In entanglement, when two particles are linked (or “entangled”), what happens to one particle in the pair determines what happens to the other.
“If you measure one of them or change one of them, the other can, even if it's far away, change,” Girvin said.
That can lead to “amazing things such as quantum teleportation,” he said.
“You don't send a physical object from one place to the other, but you can send the quantum state of an object from one place to another in a process which even we professional quantum physicists view as rather magical,” Girvin said.
From bit to qubit
Now, imagine you had a computer. Today, that computer runs on bits, ones and zeros in the classical definition. Bits can be combined to store information (for example, ‘B’ in binary is 01000010). But a binary bit is limited to only one of two possible states: one or zero.
Quantum bits, or “qubits,” are radically different: it has both a zero and one at the same time. Well, kind of.
“That's not literally correct. It's kind of a shorthand, but it gives the idea of sort of the mystery,” Girvin said. “And if that's true, then the computer can kind of do more than one thing at once. And can be, therefore, very powerful for solving certain types of problems.”
While a classical computer could take millions of years to perform certain math problems, qubits could perform such calculations in mere minutes.
“They can be faster at solving some problems, or even solve problems that essentially would be impossible on any imaginable future ordinary computer,” Girvin said.
Engineering challenges remain. But the technology could help unlock new advances in drug development, cryptography and even medical imaging. Quantum technology could also boost our ability to measure very tiny signals in space and help us devise new material applications for chips or sensors.
“It's very, very early days. There's a lot of hype, so I don't want to oversell what's possible. But the potential for many different advances looks very exciting,” Girvin said.
UConn Yale partnership
UConn and Yale are partnering under a $1 million grant from the National Science Foundation to jumpstart investment in quantum technology in Connecticut.
The idea is to build a regional hub for quantum innovation in the state, to turn the Land of Steady Habits into the world’s next “quantum corridor,” said Mike DiDonato, UConn Tech Park Business Development Manager, and QuantumCT UConn Project Manager.
“We, in Connecticut, have a really strong foundation to support quantum technologies,” DiDonato said. “We have existing major economic clusters in the state – industry – that [are] interested in quantum efforts, like defense and insurance and pharma.”
“When you think about the health care industry, imagine a future where it’s easier to diagnose issues. It’s easier to design pharmaceuticals,” DiDonato said. “To do this more precisely and more accurately than we could currently imagine.”

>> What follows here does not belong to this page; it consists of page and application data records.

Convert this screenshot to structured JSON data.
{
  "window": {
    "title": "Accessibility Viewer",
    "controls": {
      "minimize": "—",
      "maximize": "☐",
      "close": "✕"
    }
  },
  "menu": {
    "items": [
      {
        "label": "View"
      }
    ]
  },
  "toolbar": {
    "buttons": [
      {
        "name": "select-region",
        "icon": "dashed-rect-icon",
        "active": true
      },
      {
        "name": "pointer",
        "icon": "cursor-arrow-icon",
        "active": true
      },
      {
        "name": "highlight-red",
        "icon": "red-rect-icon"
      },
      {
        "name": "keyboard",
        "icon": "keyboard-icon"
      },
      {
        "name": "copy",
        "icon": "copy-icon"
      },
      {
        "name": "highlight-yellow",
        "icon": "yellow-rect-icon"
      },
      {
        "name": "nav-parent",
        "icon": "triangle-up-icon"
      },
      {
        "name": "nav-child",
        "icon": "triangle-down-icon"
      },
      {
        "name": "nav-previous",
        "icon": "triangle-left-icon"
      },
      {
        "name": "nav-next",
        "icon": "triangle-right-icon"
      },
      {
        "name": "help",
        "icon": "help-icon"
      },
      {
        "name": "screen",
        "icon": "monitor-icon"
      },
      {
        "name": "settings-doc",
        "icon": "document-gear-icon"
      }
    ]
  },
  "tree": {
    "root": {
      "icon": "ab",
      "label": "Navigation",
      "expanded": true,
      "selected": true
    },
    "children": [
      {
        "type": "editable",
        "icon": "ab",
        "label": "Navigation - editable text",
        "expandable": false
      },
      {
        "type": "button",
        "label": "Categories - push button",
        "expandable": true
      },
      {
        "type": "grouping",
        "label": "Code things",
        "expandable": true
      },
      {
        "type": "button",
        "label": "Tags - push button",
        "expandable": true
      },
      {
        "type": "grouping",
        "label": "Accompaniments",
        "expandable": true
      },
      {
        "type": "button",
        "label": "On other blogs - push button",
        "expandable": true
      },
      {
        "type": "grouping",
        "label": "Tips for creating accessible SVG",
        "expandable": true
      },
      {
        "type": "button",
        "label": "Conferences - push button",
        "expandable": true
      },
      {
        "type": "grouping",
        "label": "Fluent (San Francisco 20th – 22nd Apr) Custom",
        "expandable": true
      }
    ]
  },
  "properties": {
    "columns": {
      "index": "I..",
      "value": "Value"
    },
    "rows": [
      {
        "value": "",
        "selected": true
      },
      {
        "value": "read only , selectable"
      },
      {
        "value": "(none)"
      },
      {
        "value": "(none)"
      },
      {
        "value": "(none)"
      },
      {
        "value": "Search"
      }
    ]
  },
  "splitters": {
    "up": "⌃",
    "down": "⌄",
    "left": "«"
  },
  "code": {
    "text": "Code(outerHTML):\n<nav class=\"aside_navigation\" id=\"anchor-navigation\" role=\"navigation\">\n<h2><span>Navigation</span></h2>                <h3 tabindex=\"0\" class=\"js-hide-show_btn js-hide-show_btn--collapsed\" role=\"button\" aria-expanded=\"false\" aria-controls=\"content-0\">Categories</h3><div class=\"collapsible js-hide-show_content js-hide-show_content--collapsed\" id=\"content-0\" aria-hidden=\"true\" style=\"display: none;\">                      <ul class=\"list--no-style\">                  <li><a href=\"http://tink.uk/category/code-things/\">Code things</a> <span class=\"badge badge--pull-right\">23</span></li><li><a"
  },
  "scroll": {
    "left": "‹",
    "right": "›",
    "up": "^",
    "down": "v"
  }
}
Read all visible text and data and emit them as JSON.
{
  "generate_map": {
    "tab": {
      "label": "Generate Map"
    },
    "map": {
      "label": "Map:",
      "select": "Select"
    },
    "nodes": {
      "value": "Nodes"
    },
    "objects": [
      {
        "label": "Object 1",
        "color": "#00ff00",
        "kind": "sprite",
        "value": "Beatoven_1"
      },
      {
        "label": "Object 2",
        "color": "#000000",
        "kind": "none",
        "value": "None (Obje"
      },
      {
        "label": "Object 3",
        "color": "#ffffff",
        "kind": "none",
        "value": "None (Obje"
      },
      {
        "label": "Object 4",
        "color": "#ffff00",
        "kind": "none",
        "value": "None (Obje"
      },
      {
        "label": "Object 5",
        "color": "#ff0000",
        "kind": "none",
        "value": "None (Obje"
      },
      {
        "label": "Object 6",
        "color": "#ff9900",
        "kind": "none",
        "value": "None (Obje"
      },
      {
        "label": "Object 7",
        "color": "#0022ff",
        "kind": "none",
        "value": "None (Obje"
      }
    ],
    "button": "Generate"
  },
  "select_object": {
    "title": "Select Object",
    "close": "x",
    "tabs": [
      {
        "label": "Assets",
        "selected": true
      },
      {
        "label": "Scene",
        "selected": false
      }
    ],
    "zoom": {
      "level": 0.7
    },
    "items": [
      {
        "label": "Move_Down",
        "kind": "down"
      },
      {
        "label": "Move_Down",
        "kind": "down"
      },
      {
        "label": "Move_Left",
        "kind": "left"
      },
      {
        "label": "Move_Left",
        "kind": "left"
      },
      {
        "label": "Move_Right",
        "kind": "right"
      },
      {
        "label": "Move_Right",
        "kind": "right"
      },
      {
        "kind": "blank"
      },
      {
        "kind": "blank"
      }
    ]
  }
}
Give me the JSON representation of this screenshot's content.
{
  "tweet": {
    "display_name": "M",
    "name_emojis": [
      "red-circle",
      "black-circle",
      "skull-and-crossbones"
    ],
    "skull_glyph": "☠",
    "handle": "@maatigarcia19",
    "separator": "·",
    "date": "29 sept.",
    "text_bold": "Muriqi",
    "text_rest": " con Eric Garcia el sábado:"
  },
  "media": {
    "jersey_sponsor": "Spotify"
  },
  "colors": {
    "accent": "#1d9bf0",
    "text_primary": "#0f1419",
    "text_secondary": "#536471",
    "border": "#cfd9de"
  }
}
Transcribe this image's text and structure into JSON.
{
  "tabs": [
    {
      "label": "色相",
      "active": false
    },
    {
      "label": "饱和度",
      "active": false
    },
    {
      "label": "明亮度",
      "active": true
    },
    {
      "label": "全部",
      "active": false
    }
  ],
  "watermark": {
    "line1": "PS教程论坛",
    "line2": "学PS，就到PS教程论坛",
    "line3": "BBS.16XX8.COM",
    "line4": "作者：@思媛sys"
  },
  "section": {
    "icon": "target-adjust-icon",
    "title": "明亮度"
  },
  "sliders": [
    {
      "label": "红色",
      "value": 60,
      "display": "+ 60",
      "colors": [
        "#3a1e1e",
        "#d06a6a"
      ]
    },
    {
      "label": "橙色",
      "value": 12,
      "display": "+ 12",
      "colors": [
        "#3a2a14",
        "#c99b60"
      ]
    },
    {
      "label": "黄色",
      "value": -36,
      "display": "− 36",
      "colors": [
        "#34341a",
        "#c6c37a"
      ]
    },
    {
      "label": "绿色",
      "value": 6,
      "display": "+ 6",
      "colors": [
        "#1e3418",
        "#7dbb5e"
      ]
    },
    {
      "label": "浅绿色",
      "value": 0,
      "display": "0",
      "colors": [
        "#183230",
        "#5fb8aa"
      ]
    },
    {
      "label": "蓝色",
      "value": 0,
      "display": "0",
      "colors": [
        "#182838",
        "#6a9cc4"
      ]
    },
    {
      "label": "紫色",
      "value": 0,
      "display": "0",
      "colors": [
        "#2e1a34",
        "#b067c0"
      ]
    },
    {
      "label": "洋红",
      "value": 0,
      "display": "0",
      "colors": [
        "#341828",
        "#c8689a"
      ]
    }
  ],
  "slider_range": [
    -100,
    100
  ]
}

Funding for the UConn-Yale partnership is projected to extend into next year.
This all sounds complicated. Can I actually learn quantum mechanics?
As the technology leveraging quantum mechanics’ weirdness develops, DiDonato says it’s important for Connecticut manufacturers to understand the implications of the technology.
And, he said, it’s never too late (or early) for the general public to start learning.
“I think kids might actually have an easier time grasping some of this stuff because they're not tainted by preconceived expectations,” DiDonato said. “You can tell them about something – a particle being in multiple places at once – and they don't necessarily discount that as an impossibility, they accept it and move on.”
One book recommendation if you’re looking to get up to speed? “Quantum Physics for Babies,” where pictures represent a lot of the really complicated math, Girvin said.
After all, quantum mechanics is literally at the core of our physical being, so it’s worthwhile to spend some time understanding it, even if the answers haven’t all yet been revealed.
“We have a very precise theory, the quantum theory,” Girvin said. “But the great philosophical arguments begin when we ask: ‘What does it mean? Or what does it say about reality?’”
Connecticut Public's Tess Terrible contributed to this report.